Start of Supplied data
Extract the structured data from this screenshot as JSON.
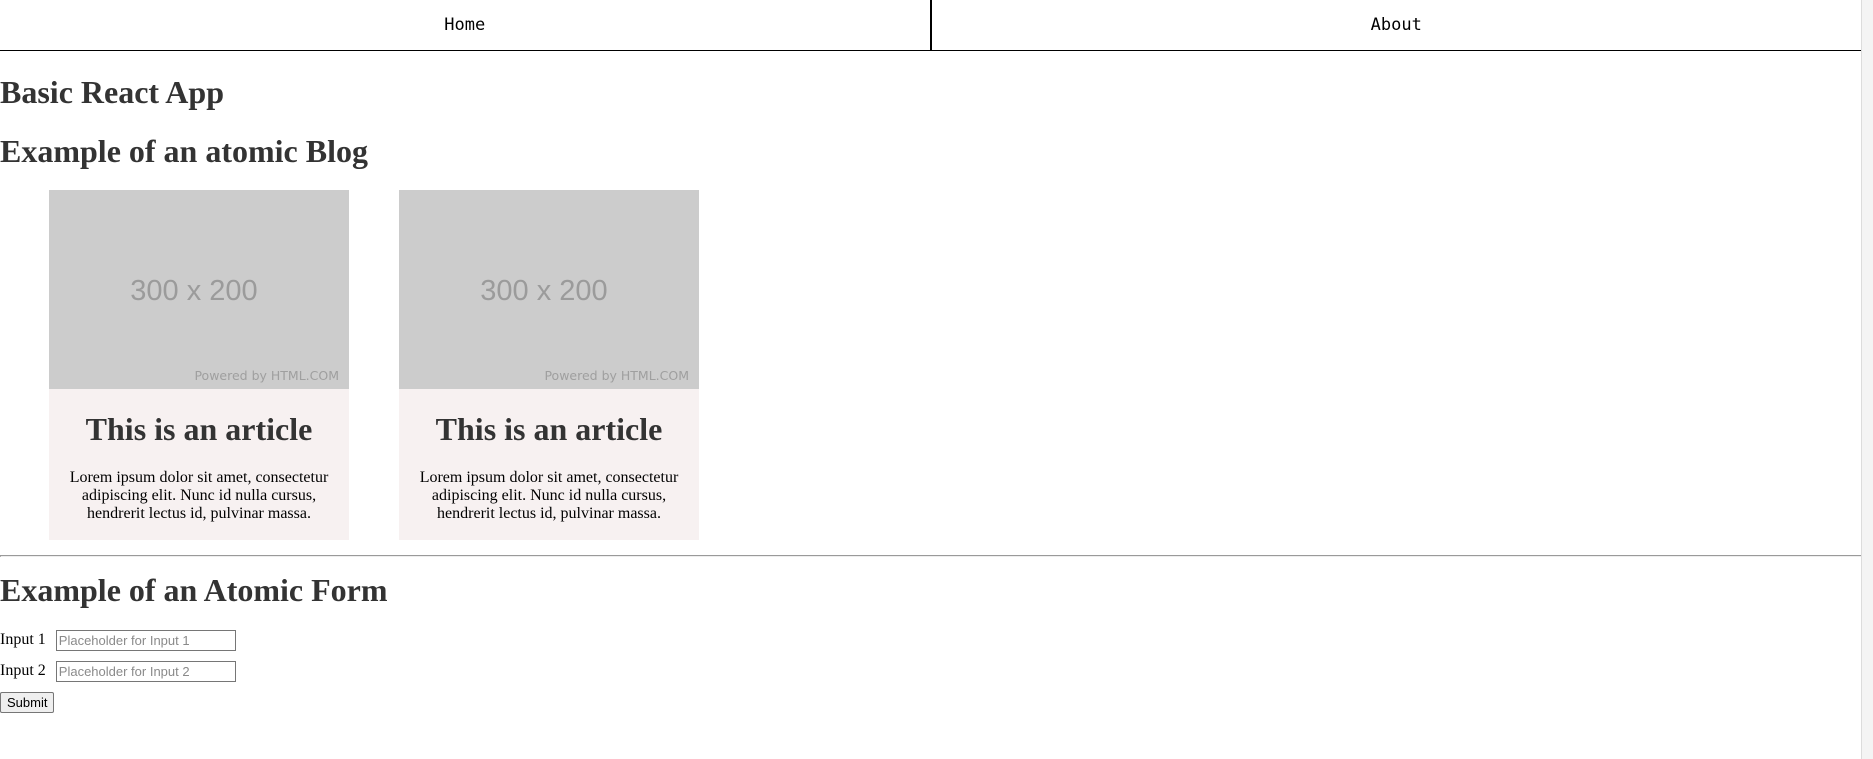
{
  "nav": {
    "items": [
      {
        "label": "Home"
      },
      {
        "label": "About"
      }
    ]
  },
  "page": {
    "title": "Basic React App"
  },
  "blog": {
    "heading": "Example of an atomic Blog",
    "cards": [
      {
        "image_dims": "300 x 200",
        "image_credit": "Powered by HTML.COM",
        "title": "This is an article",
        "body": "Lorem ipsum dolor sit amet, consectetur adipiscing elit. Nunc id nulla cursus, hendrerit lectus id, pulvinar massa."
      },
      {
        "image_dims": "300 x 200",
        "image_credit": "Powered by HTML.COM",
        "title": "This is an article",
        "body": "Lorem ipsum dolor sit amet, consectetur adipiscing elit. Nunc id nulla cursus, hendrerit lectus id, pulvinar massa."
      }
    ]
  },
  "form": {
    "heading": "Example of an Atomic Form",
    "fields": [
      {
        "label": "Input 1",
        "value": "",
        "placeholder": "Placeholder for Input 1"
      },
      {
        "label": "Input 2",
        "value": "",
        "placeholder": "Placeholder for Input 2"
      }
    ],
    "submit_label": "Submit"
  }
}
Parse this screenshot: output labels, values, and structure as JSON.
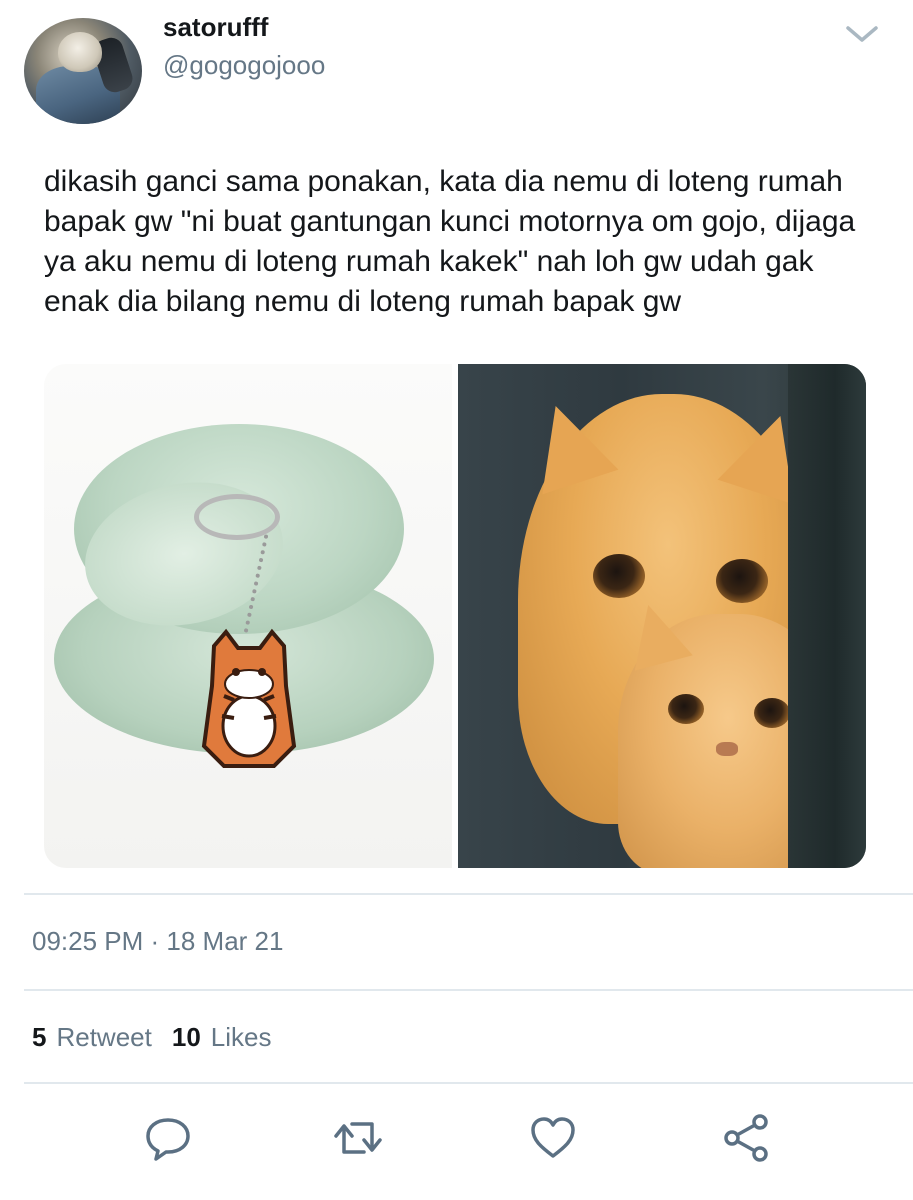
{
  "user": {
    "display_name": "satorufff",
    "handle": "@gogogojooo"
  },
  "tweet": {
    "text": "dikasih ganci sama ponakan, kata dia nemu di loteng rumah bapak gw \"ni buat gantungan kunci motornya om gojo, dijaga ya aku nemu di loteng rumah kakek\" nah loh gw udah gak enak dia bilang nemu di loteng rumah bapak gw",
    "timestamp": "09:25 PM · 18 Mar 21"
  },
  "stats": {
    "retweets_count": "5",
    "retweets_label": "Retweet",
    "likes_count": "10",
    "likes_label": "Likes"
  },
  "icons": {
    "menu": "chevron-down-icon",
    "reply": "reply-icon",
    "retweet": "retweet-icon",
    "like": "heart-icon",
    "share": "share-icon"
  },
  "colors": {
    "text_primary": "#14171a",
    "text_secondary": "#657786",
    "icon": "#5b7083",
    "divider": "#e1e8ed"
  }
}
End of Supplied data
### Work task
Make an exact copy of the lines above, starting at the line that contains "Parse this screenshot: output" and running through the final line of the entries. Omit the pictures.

### Answer box
Parse this screenshot: output labels, values, and structure as JSON.
{
  "user": {
    "display_name": "satorufff",
    "handle": "@gogogojooo"
  },
  "tweet": {
    "text": "dikasih ganci sama ponakan, kata dia nemu di loteng rumah bapak gw \"ni buat gantungan kunci motornya om gojo, dijaga ya aku nemu di loteng rumah kakek\" nah loh gw udah gak enak dia bilang nemu di loteng rumah bapak gw",
    "timestamp": "09:25 PM · 18 Mar 21"
  },
  "stats": {
    "retweets_count": "5",
    "retweets_label": "Retweet",
    "likes_count": "10",
    "likes_label": "Likes"
  },
  "icons": {
    "menu": "chevron-down-icon",
    "reply": "reply-icon",
    "retweet": "retweet-icon",
    "like": "heart-icon",
    "share": "share-icon"
  },
  "colors": {
    "text_primary": "#14171a",
    "text_secondary": "#657786",
    "icon": "#5b7083",
    "divider": "#e1e8ed"
  }
}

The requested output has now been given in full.